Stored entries
== Segment start ==

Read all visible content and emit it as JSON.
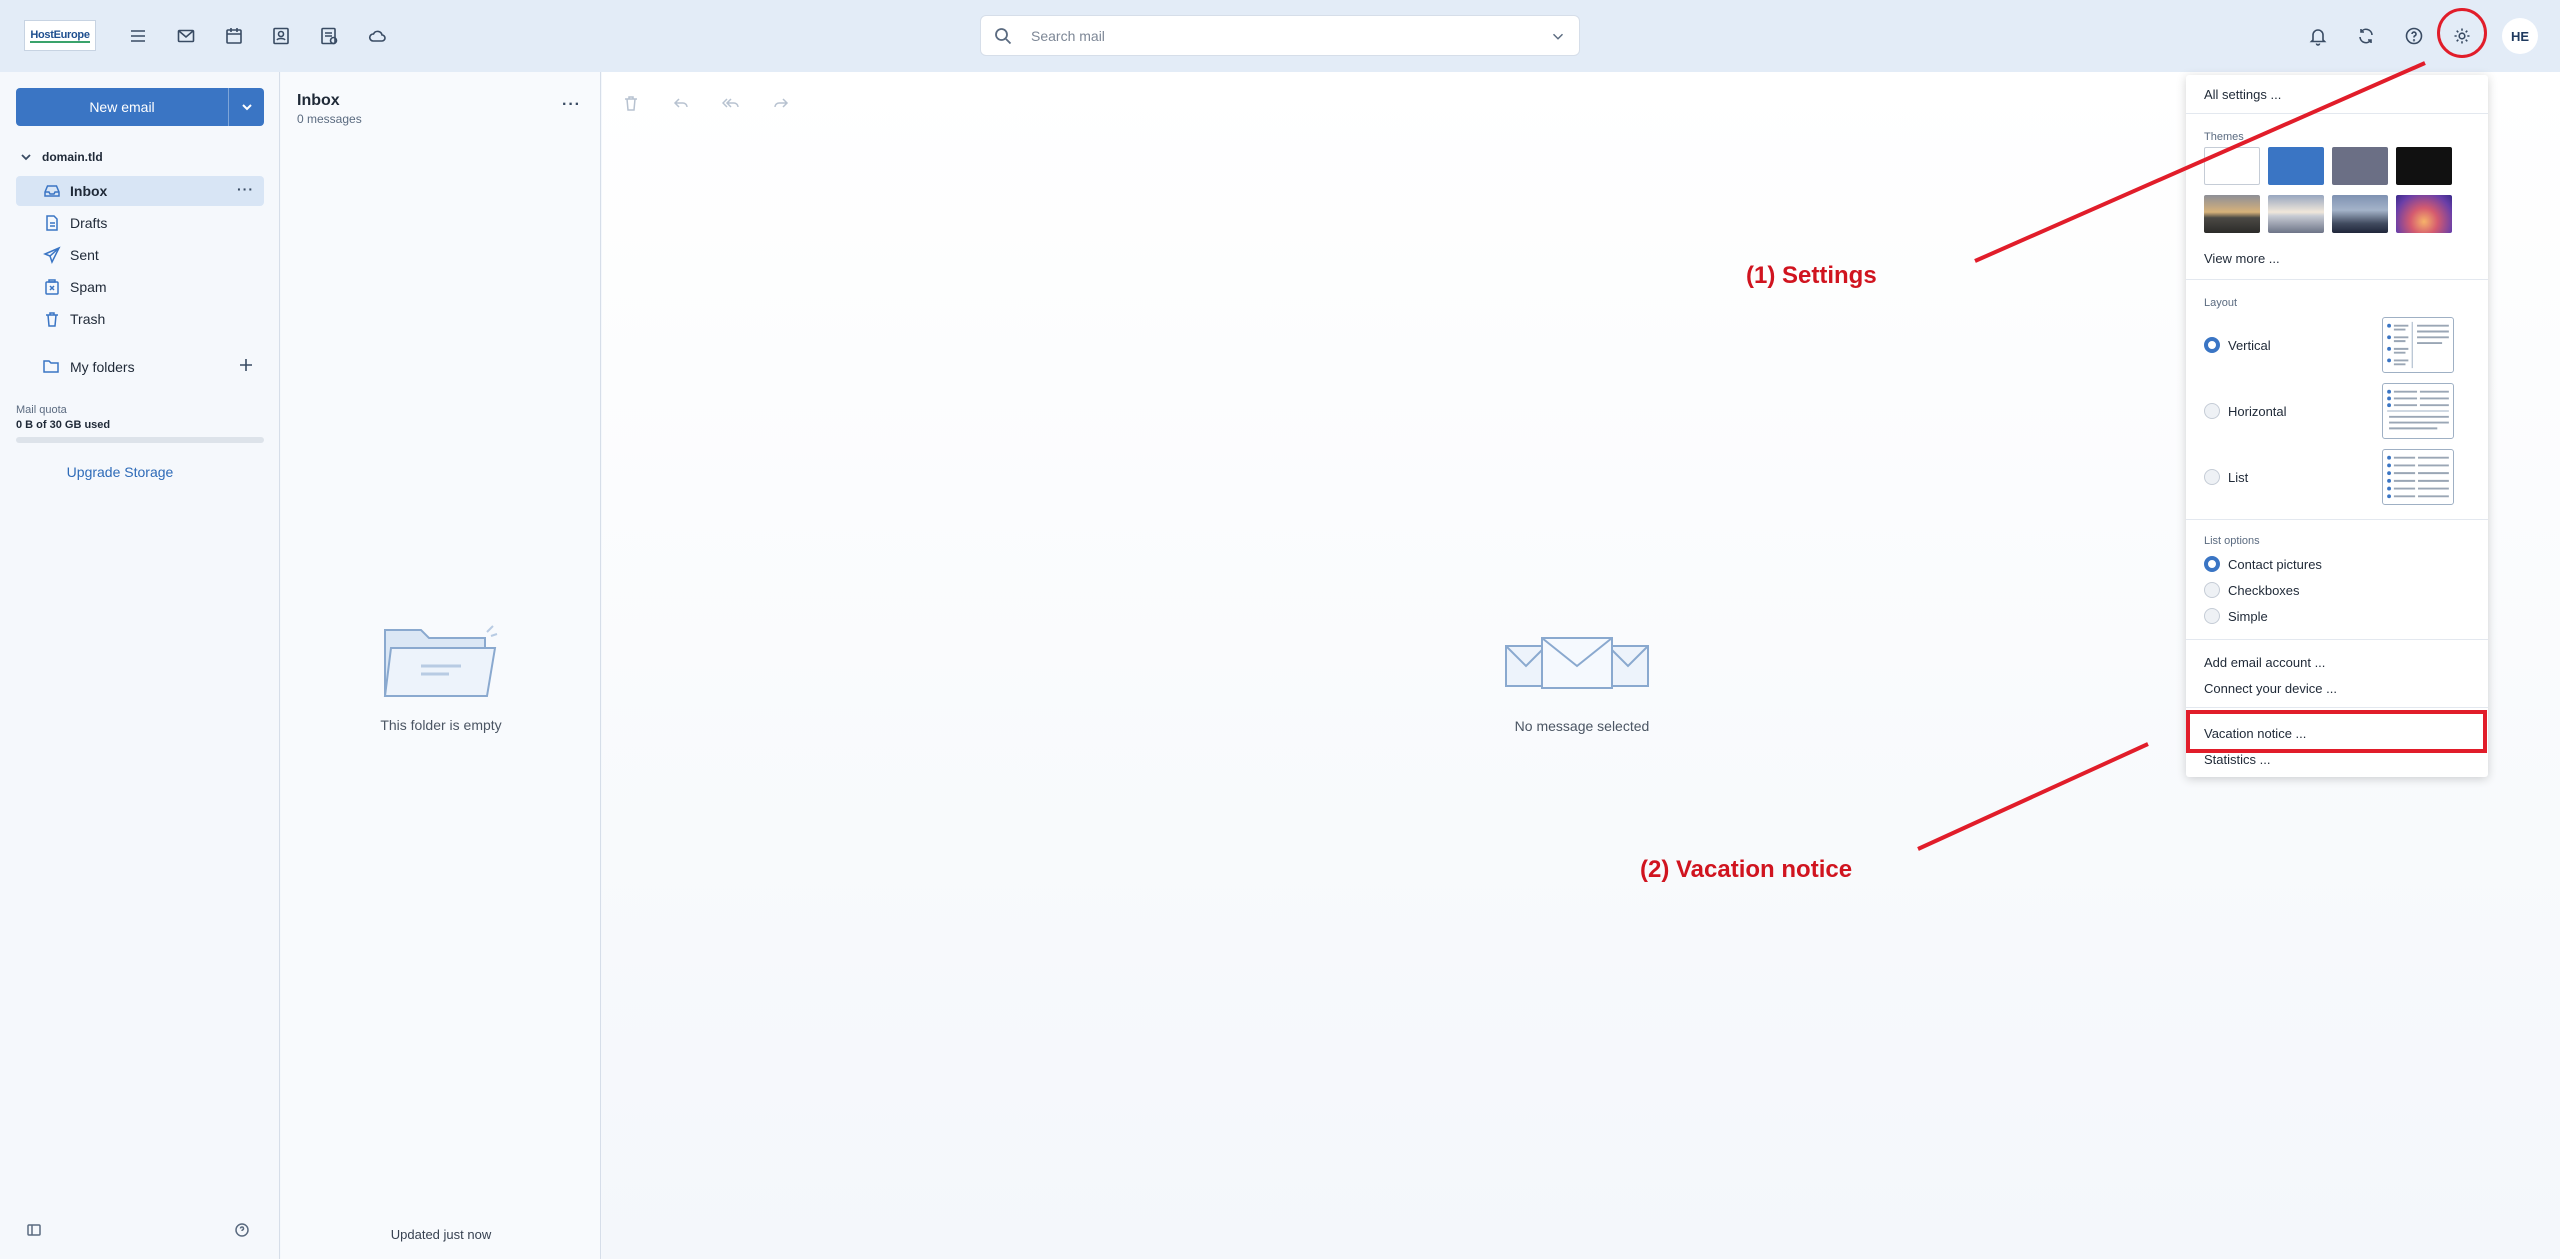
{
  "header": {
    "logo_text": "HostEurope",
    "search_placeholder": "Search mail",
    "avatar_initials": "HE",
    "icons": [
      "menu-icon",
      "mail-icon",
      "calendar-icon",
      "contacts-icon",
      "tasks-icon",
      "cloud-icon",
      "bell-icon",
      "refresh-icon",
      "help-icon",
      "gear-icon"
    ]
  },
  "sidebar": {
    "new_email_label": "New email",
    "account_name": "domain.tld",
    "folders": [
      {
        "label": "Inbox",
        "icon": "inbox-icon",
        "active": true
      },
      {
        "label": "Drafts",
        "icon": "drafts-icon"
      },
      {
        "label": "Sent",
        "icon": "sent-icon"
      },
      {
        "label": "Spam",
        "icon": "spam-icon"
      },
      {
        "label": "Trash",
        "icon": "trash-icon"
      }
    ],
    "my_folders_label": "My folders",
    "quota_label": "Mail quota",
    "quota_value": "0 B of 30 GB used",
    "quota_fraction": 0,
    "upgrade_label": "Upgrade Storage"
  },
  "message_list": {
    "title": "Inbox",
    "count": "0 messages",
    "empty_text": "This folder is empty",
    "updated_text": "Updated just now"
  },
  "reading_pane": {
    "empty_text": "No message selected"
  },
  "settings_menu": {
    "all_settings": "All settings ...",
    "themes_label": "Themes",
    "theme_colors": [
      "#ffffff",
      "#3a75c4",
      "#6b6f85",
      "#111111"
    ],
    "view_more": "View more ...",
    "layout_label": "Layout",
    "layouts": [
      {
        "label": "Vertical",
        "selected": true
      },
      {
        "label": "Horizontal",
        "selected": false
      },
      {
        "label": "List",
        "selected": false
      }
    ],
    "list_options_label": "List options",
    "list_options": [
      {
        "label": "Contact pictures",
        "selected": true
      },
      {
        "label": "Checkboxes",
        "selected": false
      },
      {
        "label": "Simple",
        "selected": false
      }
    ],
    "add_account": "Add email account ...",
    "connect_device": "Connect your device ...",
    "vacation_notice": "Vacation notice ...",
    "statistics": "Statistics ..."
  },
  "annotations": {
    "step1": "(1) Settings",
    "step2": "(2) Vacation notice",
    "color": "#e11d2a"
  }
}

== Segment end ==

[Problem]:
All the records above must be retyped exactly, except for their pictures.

[Reply to the task]:
Read all visible content and emit it as JSON.
{
  "header": {
    "logo_text": "HostEurope",
    "search_placeholder": "Search mail",
    "avatar_initials": "HE",
    "icons": [
      "menu-icon",
      "mail-icon",
      "calendar-icon",
      "contacts-icon",
      "tasks-icon",
      "cloud-icon",
      "bell-icon",
      "refresh-icon",
      "help-icon",
      "gear-icon"
    ]
  },
  "sidebar": {
    "new_email_label": "New email",
    "account_name": "domain.tld",
    "folders": [
      {
        "label": "Inbox",
        "icon": "inbox-icon",
        "active": true
      },
      {
        "label": "Drafts",
        "icon": "drafts-icon"
      },
      {
        "label": "Sent",
        "icon": "sent-icon"
      },
      {
        "label": "Spam",
        "icon": "spam-icon"
      },
      {
        "label": "Trash",
        "icon": "trash-icon"
      }
    ],
    "my_folders_label": "My folders",
    "quota_label": "Mail quota",
    "quota_value": "0 B of 30 GB used",
    "quota_fraction": 0,
    "upgrade_label": "Upgrade Storage"
  },
  "message_list": {
    "title": "Inbox",
    "count": "0 messages",
    "empty_text": "This folder is empty",
    "updated_text": "Updated just now"
  },
  "reading_pane": {
    "empty_text": "No message selected"
  },
  "settings_menu": {
    "all_settings": "All settings ...",
    "themes_label": "Themes",
    "theme_colors": [
      "#ffffff",
      "#3a75c4",
      "#6b6f85",
      "#111111"
    ],
    "view_more": "View more ...",
    "layout_label": "Layout",
    "layouts": [
      {
        "label": "Vertical",
        "selected": true
      },
      {
        "label": "Horizontal",
        "selected": false
      },
      {
        "label": "List",
        "selected": false
      }
    ],
    "list_options_label": "List options",
    "list_options": [
      {
        "label": "Contact pictures",
        "selected": true
      },
      {
        "label": "Checkboxes",
        "selected": false
      },
      {
        "label": "Simple",
        "selected": false
      }
    ],
    "add_account": "Add email account ...",
    "connect_device": "Connect your device ...",
    "vacation_notice": "Vacation notice ...",
    "statistics": "Statistics ..."
  },
  "annotations": {
    "step1": "(1) Settings",
    "step2": "(2) Vacation notice",
    "color": "#e11d2a"
  }
}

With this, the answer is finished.